No matter what, as always, remember: IPM - scout, Scout, SCOUT. If management is necessary, see our Bulletin 545 (http://entomology.osu.edu/ag/images/545(1).pdf) for options.
We had reported the lack of eggs at most buckthorn sites last fall, but we did find lots of eggs on buckthorn at Mirror Lake on the OSU Campus in Columbus. We sampled these various sites over the past few weeks and did not find any aphids following the leafing-out of the buckthorn, including the Mirror Lake buckthorn where masses of eggs were found. However, in looking at the eggs that were still there, it was observed that the eggs, while still present, were all shriveled. Having talked with people more in the know, these eggs were perhaps not fertilized last fall, maybe from a lack of males. Based on these observations and past history, we predict that Ohio, and only speaking for Ohio, will experience a "low aphid" year. We expect aphids to be hard to find through most of the summer, and will only rise in numbers in late summer/early fall prior to migrating to buckthorn. In essence, we expect to continue the 2-year cycle of "high - low" aphid years, with 2012 being another low year. HOWEVER, this cycle, because of unknown reasons, could change at any time. Thus, we urge you to continue to scout for this insect pest and to read this C.O.R.N. newsletter throughout the summer for updates and possible changes in the situation.
Having commented on the concern of the use of neonicinitoid seed treatments in field crops last week in this newsletter, we were able to view a webinar broadcast on the subject done by Purdue University from where the recent study suggesting a problem had come from. At the present time, there is still much research needed to determine whether this is a significant concern or not. Currently, we would recommend that growers, especially those using air-planters, communicate with neighbors who are bee keepers to help keep their hives safe during planting season. One thing growers can do is to be aware where they clean out their air-sprayers, and doing this when the wind is down to prevent significant blowing and drifting off the farm. Just like with spraying foliar insecticides to flowering crops, we all need to work to keep bees and hives safe, perhaps now even during the planting season, and we can do this with good communication and cooperation between farmers and bee keepers.
The week of April 9 will be cooler and drier than normal. The week of April 15 will be warmer and wetter than normal. The wet period appears to be from Saturday April 14 to Wednesday April 18. We do expect some minor freezing conditions this week especially for Wednesday and Thursday AM. We can not rule out some additional frost events yet the week of April 22, but they look marginal at best. The trend does not support much in the way of anything significant beyond this week. The overall trend remains in place for above normal temperatures and near normal rainfall in later April into early May. However, it still is reasonable to expect normal to below normal rainfall from May into June, it is just a matter of when the drier pattern occurs. If we miss the rains early next week then we are likely already into the drier than normal pattern with the likelihood of it persisting into May and June.
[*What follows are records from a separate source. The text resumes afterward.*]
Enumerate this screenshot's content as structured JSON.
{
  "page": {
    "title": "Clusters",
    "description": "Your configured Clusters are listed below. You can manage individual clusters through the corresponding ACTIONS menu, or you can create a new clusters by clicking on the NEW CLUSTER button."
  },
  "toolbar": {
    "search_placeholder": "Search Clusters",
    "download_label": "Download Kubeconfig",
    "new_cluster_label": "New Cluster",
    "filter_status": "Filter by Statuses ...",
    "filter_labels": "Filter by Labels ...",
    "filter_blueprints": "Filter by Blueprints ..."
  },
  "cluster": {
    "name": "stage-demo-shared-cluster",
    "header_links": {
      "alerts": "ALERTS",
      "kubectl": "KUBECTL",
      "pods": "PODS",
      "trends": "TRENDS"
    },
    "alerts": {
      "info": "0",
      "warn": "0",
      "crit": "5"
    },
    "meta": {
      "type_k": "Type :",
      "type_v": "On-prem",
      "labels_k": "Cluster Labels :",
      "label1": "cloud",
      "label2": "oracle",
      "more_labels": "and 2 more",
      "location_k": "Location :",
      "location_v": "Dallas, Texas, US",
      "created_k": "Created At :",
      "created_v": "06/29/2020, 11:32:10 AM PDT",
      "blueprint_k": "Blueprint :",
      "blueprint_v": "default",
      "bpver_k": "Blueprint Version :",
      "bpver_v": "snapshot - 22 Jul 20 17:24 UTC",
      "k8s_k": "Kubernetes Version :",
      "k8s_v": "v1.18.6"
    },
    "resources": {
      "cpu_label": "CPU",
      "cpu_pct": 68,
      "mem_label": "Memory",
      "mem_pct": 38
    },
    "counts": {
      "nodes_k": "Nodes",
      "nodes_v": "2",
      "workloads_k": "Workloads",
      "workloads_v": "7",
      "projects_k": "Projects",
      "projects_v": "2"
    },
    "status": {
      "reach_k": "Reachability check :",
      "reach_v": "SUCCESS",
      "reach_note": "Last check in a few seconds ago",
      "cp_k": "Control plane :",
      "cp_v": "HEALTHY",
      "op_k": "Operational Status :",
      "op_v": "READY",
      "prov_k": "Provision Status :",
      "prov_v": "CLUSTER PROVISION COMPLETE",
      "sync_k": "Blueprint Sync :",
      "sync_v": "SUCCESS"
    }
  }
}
- Glen Arnold (Nutrient Management Field Specialist),
- Anne Dorrance (Plant Pathologist-Soybeans),
- Nathan Douridas (FSR Farm Manager),
- Mark Koenig (Sandusky),
- Greg LaBarge (Agronomy Field Specialist),
- Tony Nye (Clinton),
- Les Ober (Geauga),
- Steve Prochaska (Agronomy Field Specialist),
- Alan Sundermeier (Wood),
- Harold Watters, CPAg/CCA (Agronomy Field Specialist),
- Debbie Brown (Shelby)